## EXERCISE
What is needed is the whole of the data, set down exactly.

## RECORDED DATA
====
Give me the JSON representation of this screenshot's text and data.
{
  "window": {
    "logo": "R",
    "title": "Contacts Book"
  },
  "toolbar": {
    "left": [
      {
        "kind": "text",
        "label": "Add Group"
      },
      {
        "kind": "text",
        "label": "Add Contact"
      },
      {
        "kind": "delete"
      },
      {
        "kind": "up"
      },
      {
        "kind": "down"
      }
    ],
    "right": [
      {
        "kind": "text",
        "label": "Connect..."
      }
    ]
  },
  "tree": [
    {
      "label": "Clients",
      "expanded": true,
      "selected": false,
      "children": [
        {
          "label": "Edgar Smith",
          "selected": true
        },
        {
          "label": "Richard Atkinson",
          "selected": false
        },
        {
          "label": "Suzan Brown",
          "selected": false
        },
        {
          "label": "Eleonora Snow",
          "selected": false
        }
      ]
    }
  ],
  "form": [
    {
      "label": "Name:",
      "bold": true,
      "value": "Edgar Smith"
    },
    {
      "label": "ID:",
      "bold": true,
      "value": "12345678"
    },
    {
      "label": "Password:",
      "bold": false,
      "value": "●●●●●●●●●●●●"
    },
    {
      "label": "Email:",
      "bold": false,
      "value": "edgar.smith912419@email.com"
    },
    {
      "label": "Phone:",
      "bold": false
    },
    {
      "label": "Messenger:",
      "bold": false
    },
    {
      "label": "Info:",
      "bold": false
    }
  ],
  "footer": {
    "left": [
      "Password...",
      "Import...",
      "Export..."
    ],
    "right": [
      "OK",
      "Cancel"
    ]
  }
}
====
## RESULT BELOW
Give me the JSON representation of this screenshot's text and data.
{
  "window": {
    "logo": "R",
    "title": "Contacts Book"
  },
  "toolbar": {
    "left": [
      {
        "kind": "text",
        "label": "Add Group"
      },
      {
        "kind": "text",
        "label": "Add Contact"
      },
      {
        "kind": "delete"
      },
      {
        "kind": "up"
      },
      {
        "kind": "down"
      }
    ],
    "right": [
      {
        "kind": "text",
        "label": "Connect..."
      }
    ]
  },
  "tree": [
    {
      "label": "Clients",
      "expanded": true,
      "selected": false,
      "children": [
        {
          "label": "Edgar Smith",
          "selected": true
        },
        {
          "label": "Richard Atkinson",
          "selected": false
        },
        {
          "label": "Suzan Brown",
          "selected": false
        },
        {
          "label": "Eleonora Snow",
          "selected": false
        }
      ]
    }
  ],
  "form": [
    {
      "label": "Name:",
      "bold": true,
      "value": "Edgar Smith"
    },
    {
      "label": "ID:",
      "bold": true,
      "value": "12345678"
    },
    {
      "label": "Password:",
      "bold": false,
      "value": "●●●●●●●●●●●●"
    },
    {
      "label": "Email:",
      "bold": false,
      "value": "edgar.smith912419@email.com"
    },
    {
      "label": "Phone:",
      "bold": false
    },
    {
      "label": "Messenger:",
      "bold": false
    },
    {
      "label": "Info:",
      "bold": false
    }
  ],
  "footer": {
    "left": [
      "Password...",
      "Import...",
      "Export..."
    ],
    "right": [
      "OK",
      "Cancel"
    ]
  }
}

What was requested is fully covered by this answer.